The interesting plant Kalanchoe beharensis ‘Fang’ is also known as the “owing to its broad, fuzzy succulent leaves, feeling plant. The leaves are silvery green below and light tan with bronze highlights on the top. On the underside of the leaves, peculiar tubercles that resemble teeth grow, giving rise to the name “Fang. Fang can reach heights of 3 feet and a width of 2 feet when grown in the ground, but it can be readily contained in a container at just 9 to 12 inches tall. Although mature plants produce clusters of reddish-orange, hairy blossoms, the plant is primarily grown for its cool leaves. Individual leaves can be used to grow fang, although stem cuttings are more dependable.
Kalanchoe beharensis grows in a variety of lighting conditions, including indoors and in full sun. It can withstand a lot of heat, but it is sensitive to cold. Fang needs be carried indoors over the winter since it is only hardy to zone 10 (30 F, -1 C).

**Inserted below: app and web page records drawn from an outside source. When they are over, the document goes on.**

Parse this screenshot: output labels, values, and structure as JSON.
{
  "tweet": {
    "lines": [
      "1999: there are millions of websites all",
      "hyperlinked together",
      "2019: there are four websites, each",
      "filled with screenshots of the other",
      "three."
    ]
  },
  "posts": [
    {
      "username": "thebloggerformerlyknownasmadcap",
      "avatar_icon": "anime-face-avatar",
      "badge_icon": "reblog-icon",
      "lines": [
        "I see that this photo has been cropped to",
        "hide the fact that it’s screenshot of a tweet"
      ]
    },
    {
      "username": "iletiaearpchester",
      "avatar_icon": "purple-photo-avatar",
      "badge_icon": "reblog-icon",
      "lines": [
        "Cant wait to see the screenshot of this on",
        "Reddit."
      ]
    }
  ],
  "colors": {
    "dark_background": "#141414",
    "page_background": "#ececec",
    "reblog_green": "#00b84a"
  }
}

Crassula mesembryanthemoides, the final of the list’s hairy succulents, is a native of South Africa. The plant’s fuzzy succulent leaves with ft-long, white trichomes that give it a frosty appearance. Over 12 inches tall, well-branched woody stems are present. Utilize individual leaves or stem cuttings for reproduction.
The optimal conditions for Crassula mesembryanthemoides growth inside are bright light or partial to filtered sun. Since it is only hardy to zone 10, bring it indoors for the winter (30 F, -1 C).
Whew! You have it now! The history of fuzzy succulents, how to care for them, and my favourite 15 kinds. Would you think there are even more fuzzy succulents at Mountain Crest Gardens? How do you feel? If you could tell me in a quick comment, that would be wonderful! Have your favorites been included? Have you recently met someone you’d like to get to know better? Please let me know, and I’ll respond straight away!
P.S. Please subscribe if you’d want more detailed advice on caring for succulents! My free e-course, 7 Steps to Succulent Success, will also be sent to you! I’m hoping you’ll like it!
P.P.S. Would you consider joining my Facebook group for cactus lovers? We discuss design, identification, propagation, and care of succulents. They’re a friendly bunch who would love to meet you!
P.P.S. Would you consider joining my Facebook group for cactus lovers? We discuss the maintenance, growth, id, and design of succulents. They’re a friendly bunch who would love to meet you!